How do you decide which tasks are most important? Given our experiences and cultural backgrounds, we may not be able to answer that fully for you. That said, if we were planning our own weddings all over again, here’s the way we’d infuse a Scrum Your Wedding strategy into our prioritizing. It’s rooted in Agile development philosophy, and it might strike you as counter-intuitive at first. Are you ready? Here it is:
Write your vows first.
If you find that surprising, you’re not alone. Many couples who write their own vows (ahem, ourselves included) write them very late in the game, sometimes even the day of the wedding. Maybe they put it off because it seems hard (classic procrastination). Or maybe they do it last because it’s easy (better to do the hard stuff first).
Here’s why we suggest writing your vows first: If you write your vows today, you can get married tomorrow.
Think about it: It may not be the wedding of your dreams, but you and your partner can get married tomorrow (well, technically, you need a marriage license, too).
Remember what we said at the beginning of this Guide about Scrum being an iterative process? This is where that comes into play. In software, there’s a concept called the “Minimum Viable Product” or MVP. This is the smallest possible version of the product that can technically still be called the product.
You need to identify your Minimum Viable Wedding—it might be you, your partner, a justice of the peace, and some heartfelt words scrawled on a piece of notebook paper.

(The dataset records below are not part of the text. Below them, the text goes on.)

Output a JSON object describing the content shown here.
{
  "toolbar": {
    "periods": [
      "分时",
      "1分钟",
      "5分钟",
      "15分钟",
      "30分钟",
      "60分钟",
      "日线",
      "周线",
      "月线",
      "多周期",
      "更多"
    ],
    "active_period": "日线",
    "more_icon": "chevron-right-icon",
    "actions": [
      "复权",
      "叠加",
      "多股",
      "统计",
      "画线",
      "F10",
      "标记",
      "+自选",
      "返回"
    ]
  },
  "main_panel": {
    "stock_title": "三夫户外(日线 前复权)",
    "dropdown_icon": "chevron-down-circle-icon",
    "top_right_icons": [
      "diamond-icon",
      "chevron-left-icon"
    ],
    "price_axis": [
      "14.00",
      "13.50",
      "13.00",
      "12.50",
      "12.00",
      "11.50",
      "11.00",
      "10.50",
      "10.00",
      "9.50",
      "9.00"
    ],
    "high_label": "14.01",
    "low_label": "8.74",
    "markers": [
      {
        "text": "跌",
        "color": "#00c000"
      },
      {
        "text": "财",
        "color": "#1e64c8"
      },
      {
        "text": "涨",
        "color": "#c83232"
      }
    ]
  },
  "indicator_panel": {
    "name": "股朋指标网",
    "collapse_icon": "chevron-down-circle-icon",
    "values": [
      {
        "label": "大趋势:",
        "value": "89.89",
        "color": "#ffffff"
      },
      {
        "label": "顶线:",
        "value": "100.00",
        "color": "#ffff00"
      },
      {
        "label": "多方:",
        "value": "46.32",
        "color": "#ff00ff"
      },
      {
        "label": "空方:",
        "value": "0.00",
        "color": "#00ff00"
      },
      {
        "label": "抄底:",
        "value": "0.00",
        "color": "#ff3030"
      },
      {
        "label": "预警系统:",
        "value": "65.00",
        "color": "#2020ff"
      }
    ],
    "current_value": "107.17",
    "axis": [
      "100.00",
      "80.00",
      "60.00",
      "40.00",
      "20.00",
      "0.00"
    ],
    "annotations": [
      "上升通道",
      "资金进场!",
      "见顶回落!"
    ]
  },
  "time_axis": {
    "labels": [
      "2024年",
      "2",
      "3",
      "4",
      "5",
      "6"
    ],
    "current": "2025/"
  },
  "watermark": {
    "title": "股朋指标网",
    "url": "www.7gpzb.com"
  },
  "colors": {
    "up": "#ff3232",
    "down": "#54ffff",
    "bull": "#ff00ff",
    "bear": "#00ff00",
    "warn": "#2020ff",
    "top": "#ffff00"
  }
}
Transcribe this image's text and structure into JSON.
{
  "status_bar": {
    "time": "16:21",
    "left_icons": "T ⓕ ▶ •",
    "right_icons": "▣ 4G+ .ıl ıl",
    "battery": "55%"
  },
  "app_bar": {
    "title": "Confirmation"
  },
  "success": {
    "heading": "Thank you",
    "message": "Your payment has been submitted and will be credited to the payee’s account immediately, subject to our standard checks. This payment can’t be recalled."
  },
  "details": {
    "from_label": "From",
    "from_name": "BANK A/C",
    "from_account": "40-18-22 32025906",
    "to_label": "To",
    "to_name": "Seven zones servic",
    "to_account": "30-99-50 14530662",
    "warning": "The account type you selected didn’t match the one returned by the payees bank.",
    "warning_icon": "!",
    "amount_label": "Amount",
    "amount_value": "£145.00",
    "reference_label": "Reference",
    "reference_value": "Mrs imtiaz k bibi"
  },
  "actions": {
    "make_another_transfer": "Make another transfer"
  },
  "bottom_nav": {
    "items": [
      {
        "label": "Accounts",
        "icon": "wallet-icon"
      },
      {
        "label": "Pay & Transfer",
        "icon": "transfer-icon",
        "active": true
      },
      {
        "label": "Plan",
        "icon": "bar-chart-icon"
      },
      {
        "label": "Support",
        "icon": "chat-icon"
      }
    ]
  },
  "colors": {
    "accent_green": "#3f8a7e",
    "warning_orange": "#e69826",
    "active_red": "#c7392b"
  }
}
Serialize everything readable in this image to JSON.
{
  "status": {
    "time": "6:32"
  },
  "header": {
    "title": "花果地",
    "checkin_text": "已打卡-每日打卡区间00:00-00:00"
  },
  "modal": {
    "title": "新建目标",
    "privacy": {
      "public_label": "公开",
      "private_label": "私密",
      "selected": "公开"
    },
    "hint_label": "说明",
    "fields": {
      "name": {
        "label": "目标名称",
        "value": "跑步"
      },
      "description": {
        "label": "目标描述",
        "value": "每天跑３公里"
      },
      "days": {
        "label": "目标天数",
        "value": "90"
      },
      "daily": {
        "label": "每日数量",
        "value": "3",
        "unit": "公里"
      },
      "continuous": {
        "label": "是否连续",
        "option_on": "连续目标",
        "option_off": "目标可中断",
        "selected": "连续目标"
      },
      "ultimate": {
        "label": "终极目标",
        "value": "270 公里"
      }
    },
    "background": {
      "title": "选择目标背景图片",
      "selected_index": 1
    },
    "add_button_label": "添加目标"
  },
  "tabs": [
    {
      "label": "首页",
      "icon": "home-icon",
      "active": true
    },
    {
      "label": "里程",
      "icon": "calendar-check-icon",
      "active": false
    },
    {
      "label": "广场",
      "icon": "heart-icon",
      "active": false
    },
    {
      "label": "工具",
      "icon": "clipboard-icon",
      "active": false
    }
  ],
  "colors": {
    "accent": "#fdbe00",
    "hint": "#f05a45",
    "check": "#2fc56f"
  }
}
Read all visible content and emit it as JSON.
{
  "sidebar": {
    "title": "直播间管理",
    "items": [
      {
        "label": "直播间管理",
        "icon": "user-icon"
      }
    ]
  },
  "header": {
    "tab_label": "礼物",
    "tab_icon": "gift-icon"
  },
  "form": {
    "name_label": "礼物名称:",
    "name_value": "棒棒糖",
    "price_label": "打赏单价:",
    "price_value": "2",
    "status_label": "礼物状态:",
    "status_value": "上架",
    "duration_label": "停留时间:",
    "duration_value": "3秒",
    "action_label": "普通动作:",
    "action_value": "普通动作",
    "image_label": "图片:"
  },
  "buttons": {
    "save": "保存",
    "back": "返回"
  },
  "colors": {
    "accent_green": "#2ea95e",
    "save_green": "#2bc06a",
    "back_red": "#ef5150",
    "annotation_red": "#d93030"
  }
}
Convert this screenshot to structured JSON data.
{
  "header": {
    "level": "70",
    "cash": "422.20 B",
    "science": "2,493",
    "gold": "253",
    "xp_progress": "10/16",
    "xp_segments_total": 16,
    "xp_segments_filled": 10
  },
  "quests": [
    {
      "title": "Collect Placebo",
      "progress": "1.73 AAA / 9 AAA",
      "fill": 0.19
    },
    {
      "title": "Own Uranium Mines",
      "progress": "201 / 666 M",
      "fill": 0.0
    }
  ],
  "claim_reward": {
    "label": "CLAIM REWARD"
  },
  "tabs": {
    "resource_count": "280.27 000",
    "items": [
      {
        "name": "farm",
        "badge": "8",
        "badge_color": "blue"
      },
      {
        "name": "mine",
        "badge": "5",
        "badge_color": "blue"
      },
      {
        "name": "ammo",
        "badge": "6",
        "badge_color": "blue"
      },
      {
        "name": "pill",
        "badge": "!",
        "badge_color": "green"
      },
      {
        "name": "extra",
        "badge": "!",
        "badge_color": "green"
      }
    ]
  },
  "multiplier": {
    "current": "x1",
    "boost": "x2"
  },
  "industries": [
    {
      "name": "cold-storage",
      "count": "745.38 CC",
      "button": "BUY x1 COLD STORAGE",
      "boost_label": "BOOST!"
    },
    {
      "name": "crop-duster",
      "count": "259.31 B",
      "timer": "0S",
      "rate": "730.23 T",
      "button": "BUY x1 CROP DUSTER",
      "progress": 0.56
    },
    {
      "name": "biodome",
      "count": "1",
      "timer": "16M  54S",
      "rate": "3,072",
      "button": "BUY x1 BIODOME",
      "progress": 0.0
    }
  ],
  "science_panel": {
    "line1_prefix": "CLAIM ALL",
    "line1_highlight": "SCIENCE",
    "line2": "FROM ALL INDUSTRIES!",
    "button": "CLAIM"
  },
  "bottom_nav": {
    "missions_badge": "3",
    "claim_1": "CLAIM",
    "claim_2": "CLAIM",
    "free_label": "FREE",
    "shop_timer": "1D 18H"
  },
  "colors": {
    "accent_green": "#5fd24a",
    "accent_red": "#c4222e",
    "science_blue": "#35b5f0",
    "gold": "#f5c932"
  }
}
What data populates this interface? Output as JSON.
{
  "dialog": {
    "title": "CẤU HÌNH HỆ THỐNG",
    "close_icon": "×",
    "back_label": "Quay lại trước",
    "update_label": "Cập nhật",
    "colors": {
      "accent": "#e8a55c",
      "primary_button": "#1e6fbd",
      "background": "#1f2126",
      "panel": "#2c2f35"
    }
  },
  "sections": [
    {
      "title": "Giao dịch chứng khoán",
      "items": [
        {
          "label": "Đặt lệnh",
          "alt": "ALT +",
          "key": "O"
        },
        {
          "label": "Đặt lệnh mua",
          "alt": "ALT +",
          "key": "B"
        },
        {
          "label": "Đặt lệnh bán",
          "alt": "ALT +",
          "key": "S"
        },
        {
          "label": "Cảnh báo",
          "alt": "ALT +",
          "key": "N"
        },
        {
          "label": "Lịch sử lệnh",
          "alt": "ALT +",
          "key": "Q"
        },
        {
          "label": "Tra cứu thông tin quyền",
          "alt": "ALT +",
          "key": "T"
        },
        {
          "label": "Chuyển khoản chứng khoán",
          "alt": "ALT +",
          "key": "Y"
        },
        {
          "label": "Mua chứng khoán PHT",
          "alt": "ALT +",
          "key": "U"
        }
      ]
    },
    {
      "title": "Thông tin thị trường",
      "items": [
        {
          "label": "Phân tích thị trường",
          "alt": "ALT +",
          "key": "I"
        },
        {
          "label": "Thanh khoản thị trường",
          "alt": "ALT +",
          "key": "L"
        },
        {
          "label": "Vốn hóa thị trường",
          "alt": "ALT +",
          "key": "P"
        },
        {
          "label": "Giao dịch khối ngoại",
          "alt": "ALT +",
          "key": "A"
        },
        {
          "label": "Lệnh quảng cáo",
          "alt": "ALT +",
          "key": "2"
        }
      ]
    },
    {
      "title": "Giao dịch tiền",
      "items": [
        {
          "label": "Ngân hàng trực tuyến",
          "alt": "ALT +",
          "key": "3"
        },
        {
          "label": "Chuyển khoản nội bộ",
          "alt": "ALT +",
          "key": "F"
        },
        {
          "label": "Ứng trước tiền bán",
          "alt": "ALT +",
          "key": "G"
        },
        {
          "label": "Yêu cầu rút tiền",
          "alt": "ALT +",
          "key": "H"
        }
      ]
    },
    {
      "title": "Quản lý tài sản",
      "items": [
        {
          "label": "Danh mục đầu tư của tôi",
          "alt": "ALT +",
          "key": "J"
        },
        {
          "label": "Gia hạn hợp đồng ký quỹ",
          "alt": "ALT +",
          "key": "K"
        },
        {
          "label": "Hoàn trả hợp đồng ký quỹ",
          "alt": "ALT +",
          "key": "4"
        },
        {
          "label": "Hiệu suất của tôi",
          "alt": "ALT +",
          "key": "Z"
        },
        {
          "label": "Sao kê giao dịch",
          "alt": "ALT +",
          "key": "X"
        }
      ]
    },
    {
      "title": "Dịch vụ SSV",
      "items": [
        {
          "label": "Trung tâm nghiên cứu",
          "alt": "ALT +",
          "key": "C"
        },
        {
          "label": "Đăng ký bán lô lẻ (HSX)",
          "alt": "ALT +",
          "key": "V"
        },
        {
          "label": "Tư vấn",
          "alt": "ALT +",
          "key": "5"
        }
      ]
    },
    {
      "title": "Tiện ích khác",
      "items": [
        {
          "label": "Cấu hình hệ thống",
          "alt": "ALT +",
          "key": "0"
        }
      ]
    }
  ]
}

Of course, we’re not suggesting you stop there! You want to build up around the Minimum Viable Wedding.
Here’s what we mean:
Imagine a circle that represents your Minimum Viable Wedding. Let’s say it includes your vows, your rings, your marriage license, and an officiant. Your list should be your own and should represent your absolute minimum requirements for getting married.
Now, imagine a “version 2” (or v2) for your wedding. For most people who are planning a wedding, the v2 will include guests! And with guests come a few more requirements: invitations, a venue big enough to accommodate everyone, and perhaps food and drink to sustain everyone.
For v3 you might expand your list of requirements to include special clothes, a wedding party, music, a photographer.
v4 might include things that feel less essential to you—flowers, a guest book, DIY party favors—and so on.
We recommend planning your wedding in this way so that, from very early on, you can actually imagine the wedding happening, and feel good about it. Each “version” represents another step toward your dream scenario, but you’ll adjust your vision every step of the way as you gain new information.